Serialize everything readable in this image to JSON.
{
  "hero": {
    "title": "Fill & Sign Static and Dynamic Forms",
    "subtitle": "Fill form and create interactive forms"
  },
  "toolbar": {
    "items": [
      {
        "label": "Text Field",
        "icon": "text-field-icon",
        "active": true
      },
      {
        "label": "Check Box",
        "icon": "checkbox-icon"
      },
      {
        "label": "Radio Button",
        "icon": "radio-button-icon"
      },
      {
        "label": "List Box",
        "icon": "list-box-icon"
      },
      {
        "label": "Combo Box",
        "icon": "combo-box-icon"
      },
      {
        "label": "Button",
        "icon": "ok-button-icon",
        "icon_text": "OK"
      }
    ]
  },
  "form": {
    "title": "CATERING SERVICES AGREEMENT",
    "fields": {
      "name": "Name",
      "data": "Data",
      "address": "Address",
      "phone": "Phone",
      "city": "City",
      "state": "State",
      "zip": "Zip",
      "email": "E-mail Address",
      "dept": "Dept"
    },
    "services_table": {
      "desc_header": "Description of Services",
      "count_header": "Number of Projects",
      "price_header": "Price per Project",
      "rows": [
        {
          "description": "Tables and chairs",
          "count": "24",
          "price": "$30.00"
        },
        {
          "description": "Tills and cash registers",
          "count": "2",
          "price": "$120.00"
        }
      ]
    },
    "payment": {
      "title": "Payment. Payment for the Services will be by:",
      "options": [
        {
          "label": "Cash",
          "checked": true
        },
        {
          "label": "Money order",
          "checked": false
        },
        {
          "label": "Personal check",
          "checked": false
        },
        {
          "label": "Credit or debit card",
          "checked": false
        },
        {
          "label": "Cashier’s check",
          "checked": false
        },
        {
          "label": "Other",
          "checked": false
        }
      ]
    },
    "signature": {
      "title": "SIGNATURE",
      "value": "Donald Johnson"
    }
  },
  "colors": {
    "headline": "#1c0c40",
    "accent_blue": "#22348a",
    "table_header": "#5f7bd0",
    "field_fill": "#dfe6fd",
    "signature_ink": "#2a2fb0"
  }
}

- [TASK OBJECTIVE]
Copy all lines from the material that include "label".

- [TASK SOLUTION]
        "label": "Text Field",
        "label": "Check Box",
        "label": "Radio Button",
        "label": "List Box",
        "label": "Combo Box",
        "label": "Button",
          "label": "Cash",
          "label": "Money order",
          "label": "Personal check",
          "label": "Credit or debit card",
          "label": "Cashier’s check",
          "label": "Other",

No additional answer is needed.